[Show abstract][Hide abstract] ABSTRACT: For fixed wireless access systems in urban areas, reflection or scattering from building surfaces can cause propagation impairments and influence system planning, deployment and quality of service. This paper presents a statistical model for fixed radio links operating at microwave/millimeter frequencies and predicts the radiowave propagation characteristics. The model considers the underlying propagation modes, where buildings give rise to multipath due to reflection or scattering. In addition, the model accounts for the antenna properties, including relative height, orientation and radiation patterns. Measurement campaigns were conducted using both 20 and 40 GHz radio links set up in the university campus. The measured and prediction results conducted at 20 and 40 GHz were compared. Agreement between the statistical properties of narrowband measurements and those from simulations using the model are demonstrated
[Show abstract][Hide abstract] ABSTRACT: For fixed wireless access systems in urban areas, reflection or scattering from building surfaces can cause propagation impairments and influence system planning, deployment and quality of service. A statistical model is presented for such fixed radio links operating at microwave and mm-wave frequencies to predict the radiowave propagation characteristics. The model considers the fundamental underlying propagation, where buildings give rise to multipath due to reflection or scattering. In addition, the model accounts for the antenna properties, including relative height, orientation and radiation patterns. Overall good agreement between the statistical properties of narrowband measurements and simulations is demonstrated.

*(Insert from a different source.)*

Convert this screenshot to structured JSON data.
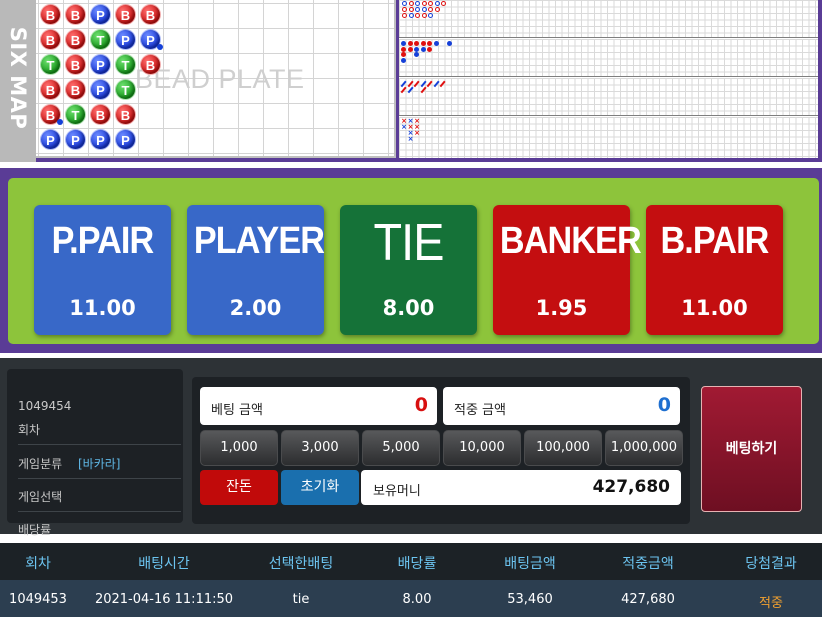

No preview · Article · Sep 2005 · IEE Proceedings - Microwaves Antennas and Propagation